September the 8th, 2009
The closure of the Civic Trust after half a century of campaigning for quality places shocked groups across the land but now the civic amenity movement is fighting back, says Huw Morris
Fiona Reynolds was attending an all-day meeting at DEFRA in April when she heard the news. After 52 years of campaigning work to improve public spaces, preserve local heritage sites and encourage people-friendly buildings, the Civic Trust had gone into administration. Suddenly, around 1,000 organisations and 250,000 individual members had lost their national voice. "I thought: 'This can't happen,'" recalls the National Trust secretary-general. "It was one of those defining moments when we all thought we could do something."
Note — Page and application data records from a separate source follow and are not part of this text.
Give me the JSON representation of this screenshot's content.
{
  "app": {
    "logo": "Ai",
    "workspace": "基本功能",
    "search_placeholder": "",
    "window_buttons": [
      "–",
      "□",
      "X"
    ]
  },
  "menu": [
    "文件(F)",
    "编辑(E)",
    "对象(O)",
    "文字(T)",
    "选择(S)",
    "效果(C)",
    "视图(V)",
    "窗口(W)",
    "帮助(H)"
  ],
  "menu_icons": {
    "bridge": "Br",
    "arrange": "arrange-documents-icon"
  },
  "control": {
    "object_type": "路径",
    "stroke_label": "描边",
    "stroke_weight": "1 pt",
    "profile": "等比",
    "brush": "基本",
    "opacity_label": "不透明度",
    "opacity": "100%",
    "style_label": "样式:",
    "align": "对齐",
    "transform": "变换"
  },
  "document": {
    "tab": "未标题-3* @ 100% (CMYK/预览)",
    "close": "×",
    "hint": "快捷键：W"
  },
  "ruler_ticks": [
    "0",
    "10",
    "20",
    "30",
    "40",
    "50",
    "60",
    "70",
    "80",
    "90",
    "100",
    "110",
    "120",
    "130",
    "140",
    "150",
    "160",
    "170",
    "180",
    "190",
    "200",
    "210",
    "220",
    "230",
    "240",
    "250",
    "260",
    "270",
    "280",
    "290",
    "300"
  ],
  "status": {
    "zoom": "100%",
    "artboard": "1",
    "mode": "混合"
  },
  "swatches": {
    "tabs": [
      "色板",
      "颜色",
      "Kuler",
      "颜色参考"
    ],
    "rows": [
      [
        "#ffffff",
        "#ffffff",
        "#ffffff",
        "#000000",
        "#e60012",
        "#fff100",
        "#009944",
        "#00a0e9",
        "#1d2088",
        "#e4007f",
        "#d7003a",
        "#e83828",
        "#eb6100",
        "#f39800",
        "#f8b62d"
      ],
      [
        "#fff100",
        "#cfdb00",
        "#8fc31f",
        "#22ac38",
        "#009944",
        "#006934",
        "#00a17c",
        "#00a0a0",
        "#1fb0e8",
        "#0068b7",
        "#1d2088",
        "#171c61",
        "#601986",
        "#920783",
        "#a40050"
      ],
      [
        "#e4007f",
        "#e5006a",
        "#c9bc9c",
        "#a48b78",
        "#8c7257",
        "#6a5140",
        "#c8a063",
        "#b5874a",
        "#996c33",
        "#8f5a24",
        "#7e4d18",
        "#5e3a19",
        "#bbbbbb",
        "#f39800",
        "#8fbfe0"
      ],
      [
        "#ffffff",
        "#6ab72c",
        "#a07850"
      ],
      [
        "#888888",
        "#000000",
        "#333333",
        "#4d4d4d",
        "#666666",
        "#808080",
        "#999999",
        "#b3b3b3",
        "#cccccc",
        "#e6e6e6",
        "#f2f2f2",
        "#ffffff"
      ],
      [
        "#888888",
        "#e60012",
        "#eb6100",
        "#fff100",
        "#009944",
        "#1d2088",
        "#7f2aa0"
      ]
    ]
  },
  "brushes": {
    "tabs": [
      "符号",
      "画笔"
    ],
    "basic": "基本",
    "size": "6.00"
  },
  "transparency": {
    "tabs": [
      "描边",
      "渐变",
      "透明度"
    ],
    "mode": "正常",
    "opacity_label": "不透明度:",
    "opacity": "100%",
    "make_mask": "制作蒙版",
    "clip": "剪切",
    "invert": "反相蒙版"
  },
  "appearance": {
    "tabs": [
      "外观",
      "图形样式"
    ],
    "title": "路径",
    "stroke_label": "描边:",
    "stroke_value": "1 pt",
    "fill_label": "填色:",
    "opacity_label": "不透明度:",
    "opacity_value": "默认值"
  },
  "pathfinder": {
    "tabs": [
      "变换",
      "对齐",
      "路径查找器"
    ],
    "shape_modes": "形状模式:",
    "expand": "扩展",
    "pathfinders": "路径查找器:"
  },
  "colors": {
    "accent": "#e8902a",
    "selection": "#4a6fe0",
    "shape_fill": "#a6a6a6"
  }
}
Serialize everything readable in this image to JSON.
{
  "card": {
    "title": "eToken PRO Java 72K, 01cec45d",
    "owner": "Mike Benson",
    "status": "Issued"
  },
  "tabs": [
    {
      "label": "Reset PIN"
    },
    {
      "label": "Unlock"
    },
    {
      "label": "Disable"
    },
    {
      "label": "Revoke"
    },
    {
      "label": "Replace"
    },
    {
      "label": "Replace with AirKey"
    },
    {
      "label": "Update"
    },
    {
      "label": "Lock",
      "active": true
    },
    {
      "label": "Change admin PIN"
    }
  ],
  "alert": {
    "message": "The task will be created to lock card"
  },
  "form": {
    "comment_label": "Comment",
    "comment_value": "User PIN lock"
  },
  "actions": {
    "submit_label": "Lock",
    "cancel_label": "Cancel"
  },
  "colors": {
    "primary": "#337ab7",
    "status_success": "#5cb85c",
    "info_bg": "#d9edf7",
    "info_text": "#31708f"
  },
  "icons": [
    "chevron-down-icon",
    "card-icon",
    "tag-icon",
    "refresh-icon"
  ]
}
The trust's demise prompted an extraordinary tide of support. Pract¬ical offers flooded in from professional bodies, local authorities and 500 civic groups. The outcome was unveiled last week in London's Covent Garden. The Civic Societies Initiative aims to take up where the trust left off, working with local and community groups to develop a national champion for the movement.
Funded and supported by the National Trust, the initiative will receive in-kind support and office accommodation in London and Liverpool from the Campaign to Protect Rural England and RIB A. The North of England Civic Trust is providing a charitable home to receive funds and provide governance, while Blackpool Council and Blackpool Civic Trust are to hold a convention in October.
The initiative is headed by former National Trust strategy and external affairs director Tony Burton. "This is a new chapter in the story of civic societies," he says. "Communities have lost trust in the institutions that make decisions on their behalf. Politicians talk of devolution and empowering communities. Civic societies do this on a daily basis. It was the risk of losing that movement that led to such a groundswell of interest and enthusiasm."
Covent Garden was a particularly apt venue for announcing the new champion. This central London showpiece would not exist had it not been for a public outcry in the 1970s over plans for a six-lane highway. Its status was preserved in 1973 when home secretary Robert Carr listed 250 buil¬dings to block redevelopment.
Without the trust, much of Whitehall would also have been flattened and Piccadilly Circus would resemble something out of Fritz Lang's Metropolis. Civic societies also fought vanguard actions in historic towns from Bath to Berwick-on-Tweed, Chester and York. The movement was the midwife of the Lee Valley Regional Park, heritage open days, conservation areas, Environment Week and much more.
The initiative has given itself a 12-month deadline to provide a national voice for civic societies. According to Burton, three things are already clear. The movement needs an independent champion, it needs to be supported as a network where the voice of individual societies can be strengthened and its future needs to be rooted in what the societies want because they will have to drive the initiative forward.
The initial outcome will be a set of proposals covering the organisation's name, values, funding and governance as well as a three to five-year plan. "We will be talking to activists, societies and community groups," says Burton. "The focus will be on the grass roots, what will help the movement do its work better, what is important to local communities and how they can coalesce to speak at a regional or national level."
The movement has recruited TV presenter Griff Rhys Jones to lead an appeal for a £50,000 immediate fighting fund. "Once we have that ir place we can think big," Burton says The Civic Trust awards, which have honoured more than 5,500 buildings since 1959, are in the hands of the administrators. But he is convinced that "celebrating quality will be part of the future".
Also on the list of objectives is i close look at the movement's relationship with the DCLG and planning "Civic societies are one of the mos1 significant contributors to the plan¬ning process," says Burton. "It is important that we make planning mort accountable so solutions are driver by communities rather than some force bearing down on sensitive places where people live and work."
Laura Sandys, daughter of Civic Trust founder Duncan Sandys, notes that it was formed at "a seminal moment for town planning". She expects a reinvigorated movement to emerge from its ruins: "This economic situation encourages people to take short cuts. Sustainable solutions may not always be cheaper, but they are usually better in the long term." •